The Labor Party has laid out a plan to expand emergency care services across Australia should it secure an election win on May 21.
Dubbed Medicare Urgent Care Clinics, Labor says it will roll out clinics in every State and Territory at GP surgeries and community health centres to take the pressure off hospital emergency departments.
The urgent care clinics will be bulk-billed and act as the go-between for regular GPs and the emergency room, with doctors and nurses on hand to treat broken bones and sprains, cuts, wounds, insect bites, minor ear and eye problems and minor burns.
Brand MP Madeleine King said should a Labor government be elected, an urgent care clinic “tailored to meet the needs of the local community” would be installed near Rockingham General Hospital.

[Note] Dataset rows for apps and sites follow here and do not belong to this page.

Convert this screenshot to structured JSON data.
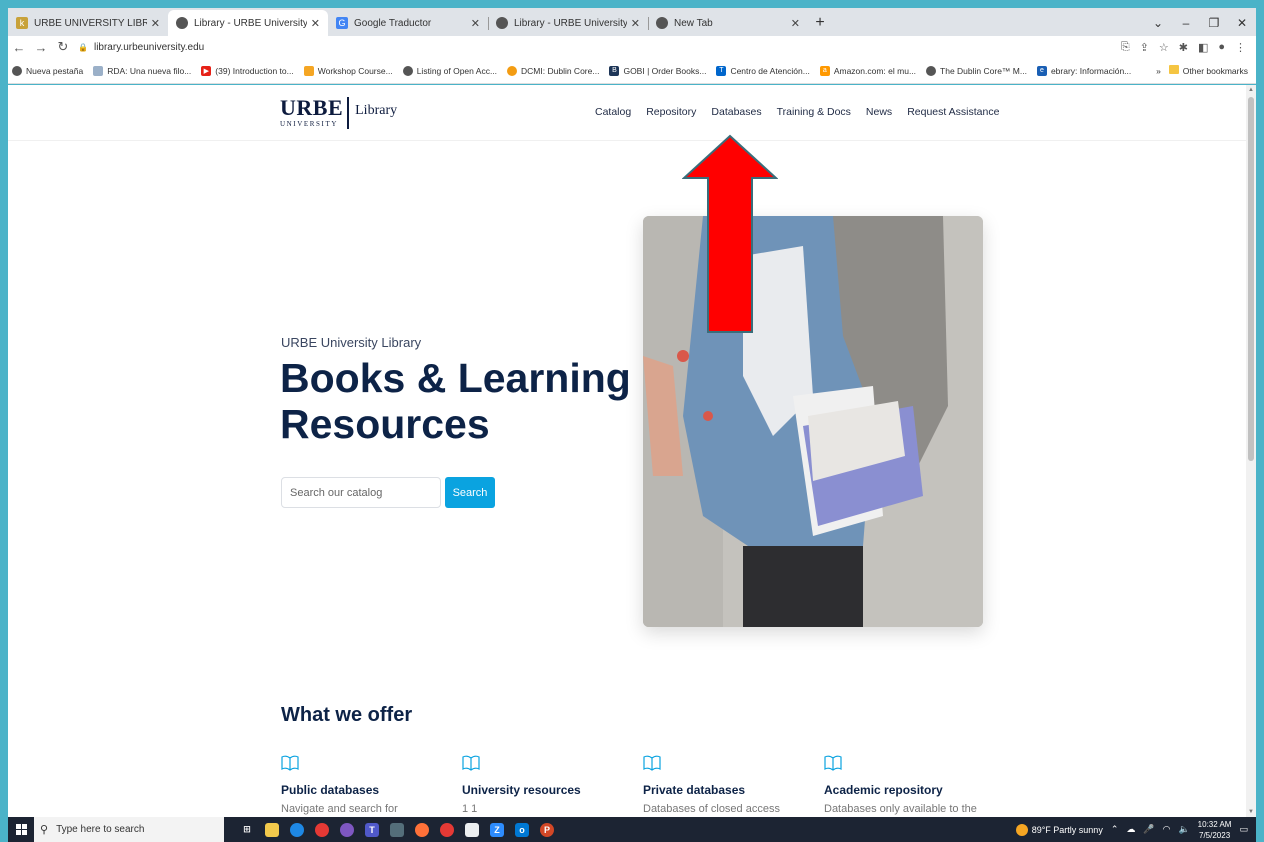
{
  "browser": {
    "tabs": [
      {
        "title": "URBE UNIVERSITY LIBRARY SYST",
        "icon": "k-favicon",
        "color": "#c8a23a",
        "active": false
      },
      {
        "title": "Library - URBE University",
        "icon": "globe-icon",
        "color": "#555555",
        "active": true
      },
      {
        "title": "Google Traductor",
        "icon": "translate-icon",
        "color": "#4285f4",
        "active": false
      },
      {
        "title": "Library - URBE University",
        "icon": "globe-icon",
        "color": "#555555",
        "active": false
      },
      {
        "title": "New Tab",
        "icon": "globe-icon",
        "color": "#555555",
        "active": false
      }
    ],
    "new_tab": "+",
    "address": "library.urbeuniversity.edu",
    "bookmarks": [
      {
        "label": "Nueva pestaña",
        "color": "#555555"
      },
      {
        "label": "RDA: Una nueva filo...",
        "color": "#9bb0c8"
      },
      {
        "label": "(39) Introduction to...",
        "color": "#e62117"
      },
      {
        "label": "Workshop Course...",
        "color": "#f5a623"
      },
      {
        "label": "Listing of Open Acc...",
        "color": "#555555"
      },
      {
        "label": "DCMI: Dublin Core...",
        "color": "#f39c12"
      },
      {
        "label": "GOBI | Order Books...",
        "color": "#1d3557"
      },
      {
        "label": "Centro de Atención...",
        "color": "#0066cc"
      },
      {
        "label": "Amazon.com: el mu...",
        "color": "#ff9900"
      },
      {
        "label": "The Dublin Core™ M...",
        "color": "#555555"
      },
      {
        "label": "ebrary: Información...",
        "color": "#1a5fb4"
      }
    ],
    "other_bookmarks": "Other bookmarks",
    "overflow": "»"
  },
  "site": {
    "logo": {
      "wordmark": "URBE",
      "sub": "UNIVERSITY",
      "library": "Library"
    },
    "nav": [
      "Catalog",
      "Repository",
      "Databases",
      "Training & Docs",
      "News",
      "Request Assistance"
    ],
    "hero": {
      "subtitle": "URBE University Library",
      "title": "Books & Learning Resources",
      "search_placeholder": "Search our catalog",
      "search_button": "Search"
    },
    "offer": {
      "heading": "What we offer",
      "items": [
        {
          "name": "Public databases",
          "desc": "Navigate and search for"
        },
        {
          "name": "University resources",
          "desc": "1 1"
        },
        {
          "name": "Private databases",
          "desc": "Databases of closed access"
        },
        {
          "name": "Academic repository",
          "desc": "Databases only available to the"
        }
      ]
    }
  },
  "annotation": {
    "arrow_color": "#ff0000"
  },
  "taskbar": {
    "search_placeholder": "Type here to search",
    "weather": "89°F  Partly sunny",
    "time": "10:32 AM",
    "date": "7/5/2023"
  }
}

“I am proud to have secured this Labor commitment to ease the pressure on Rockingham General Hospital, ensuring local families can see a doctor, rather than wait in an emergency room,” Ms King said.
Labor leader Anthony Albanese said the urgent care clinics were a “key part of Labor’s plan to strengthen Medicare by making it easier to see a doctor”.
“Labor’s Medicare Urgent Care Clinics will mean more families will get top quality care from a nurse or a doctor without having to wait in a hospital emergency department,” he said.
But just 50 of Labor’s Medicare Urgent Care Clinics are slated for a trial should they be elected, with an investment of $135 million over four years.
The announcement comes after the Greens said last week they would push for free dental and mental health care under a $77.6 billion dollar investment into free dental care across the decade for all Australians, which they say they will pay for by taxing the ultra-rich.
Liberal MP in neighbouring division of Canning Andrew Hastie says health funding is at “record levels” under the Coalition Government.
“We are spending $31b on Medicare this year, up from $19b when we came to government,” he said.
Mr Hastie said the Federal Government’s investment in hospital funding to WA had grown by 150 per cent in the past decade, from $1.4b in 2012–13 to an estimated $2.9b in 2022–23.